Any CNS palsy makes you think of a basilar meningitis like cryptococcus meningitis. Tx with AmphoB or 5FC and do LP to lower intracranial CSF pressure to cure cranial nerve palsies. Eventually you switch them to an oral azole.

22

30 year old AIDS patient presents with flashing lights in the periphery, difficulty swallowing, a fever and a new hepatitis. CD4 count is less than 200. She is leukopenic and has atypical lymphocytosis. Fundoscopic exam is shown below.

Note the exudates and hemorrhages following the vessels indicated CMV retinitis. Reactivation CMV can cause esophagitis, retinitis and hepatitis when the immune system begins to wane. Note that IRIS can also cause CMV retinitis once ART is started.

23

Where does CMV most often come from?

Kids in daycare, they tend to endure the infection well, but adults don’t.

24

Screening for CMV activation in HIV patients

Dilated eye exam

25

Tx for CMV retinitis

Oral valganciclovir. Ganciclovir caused bone marrow suppression and has to be given IV. Foscarnet has to be given IV

26

Drug used to treat acyclovir resistant HSV because of mutated thymidine kinase

Foscarnet

27

When to prophylax against CMV retinitis

It is not standard of care to prophylax against CMV retinitis

28

A 40 year old woman with AIDS comes in with fever, diarrhea, weight loss and night sweats. Her CD4 is < 100. Stool has acid-fast bacilli, Hgb 7, Hct 25, WBC 1.5, pot 89k, alk phos 850, ALT 130, AST 80 and hyperbilirubinemia. Physical exam reveals hepatosplenomegaly. After ruling out lymphoma, what is your most likely diagnosis?

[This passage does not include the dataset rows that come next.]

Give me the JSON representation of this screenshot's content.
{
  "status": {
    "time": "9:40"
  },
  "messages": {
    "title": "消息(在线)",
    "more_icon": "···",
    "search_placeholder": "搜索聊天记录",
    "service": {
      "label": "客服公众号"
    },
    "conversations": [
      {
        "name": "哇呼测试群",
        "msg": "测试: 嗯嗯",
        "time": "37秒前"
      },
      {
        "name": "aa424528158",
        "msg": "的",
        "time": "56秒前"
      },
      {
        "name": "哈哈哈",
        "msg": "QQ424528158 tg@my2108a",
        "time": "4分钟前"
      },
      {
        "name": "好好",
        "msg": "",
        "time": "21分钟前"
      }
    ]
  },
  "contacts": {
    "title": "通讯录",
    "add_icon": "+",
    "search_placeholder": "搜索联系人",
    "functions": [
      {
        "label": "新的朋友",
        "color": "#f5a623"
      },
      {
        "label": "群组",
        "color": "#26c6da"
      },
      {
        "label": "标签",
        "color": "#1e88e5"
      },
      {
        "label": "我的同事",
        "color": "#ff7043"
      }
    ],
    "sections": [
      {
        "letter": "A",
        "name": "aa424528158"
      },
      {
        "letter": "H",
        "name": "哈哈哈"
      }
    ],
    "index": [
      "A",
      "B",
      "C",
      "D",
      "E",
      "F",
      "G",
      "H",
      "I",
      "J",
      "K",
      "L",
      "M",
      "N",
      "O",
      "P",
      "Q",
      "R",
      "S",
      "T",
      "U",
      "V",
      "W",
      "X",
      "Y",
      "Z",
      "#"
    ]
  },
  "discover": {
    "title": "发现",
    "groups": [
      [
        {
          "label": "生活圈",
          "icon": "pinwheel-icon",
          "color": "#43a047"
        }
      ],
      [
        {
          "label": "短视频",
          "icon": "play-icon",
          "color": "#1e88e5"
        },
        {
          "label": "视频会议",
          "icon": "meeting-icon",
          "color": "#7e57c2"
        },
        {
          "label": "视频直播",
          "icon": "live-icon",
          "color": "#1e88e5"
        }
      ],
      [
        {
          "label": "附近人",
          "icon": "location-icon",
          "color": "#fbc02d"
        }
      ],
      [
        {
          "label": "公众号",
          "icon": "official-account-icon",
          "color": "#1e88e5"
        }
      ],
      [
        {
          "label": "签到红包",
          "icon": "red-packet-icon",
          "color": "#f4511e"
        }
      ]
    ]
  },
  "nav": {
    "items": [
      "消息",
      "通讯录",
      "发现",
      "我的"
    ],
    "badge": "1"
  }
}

MAC (Mycobacterium Avium Complex). It is ubiquitous and is usually acquired via fruits/vegetables and rarely respiratory. Consequently diarrhea is the 1st presentation. Acid-fast bacilli get into the marrow and cause marrow suppression.

29

When do you start prophylaxis against MAC?

< 50 CD4 T-cells.

30

Diagnosing MAC

+ culture from any site (blood, marrow or liver).Note that there is a special culture tube that promotes lysis of WBC to increase yield (isolator tube).

31

Tx for MAC

At least 2 effective drugs! #1) Clarithromycin and azithromycin as an alternative. #2) Ethambutol. Possibly adding on rifabutin/rifampin, ciprofloxacin or amikacin. Note that INH and PZA (pyrazinamide) have no activity against MAC. USE MACrolides!

32

What do you need to do if you give a patient clarithromycin and ethambutol to treat MAC?

Optic neuritis is a side effect of ethambutol.

33

Prophylaxis for MAC

Azithromycin (macrolide) or clarithromycin until CD4 gets > 100 with no detectable viral load.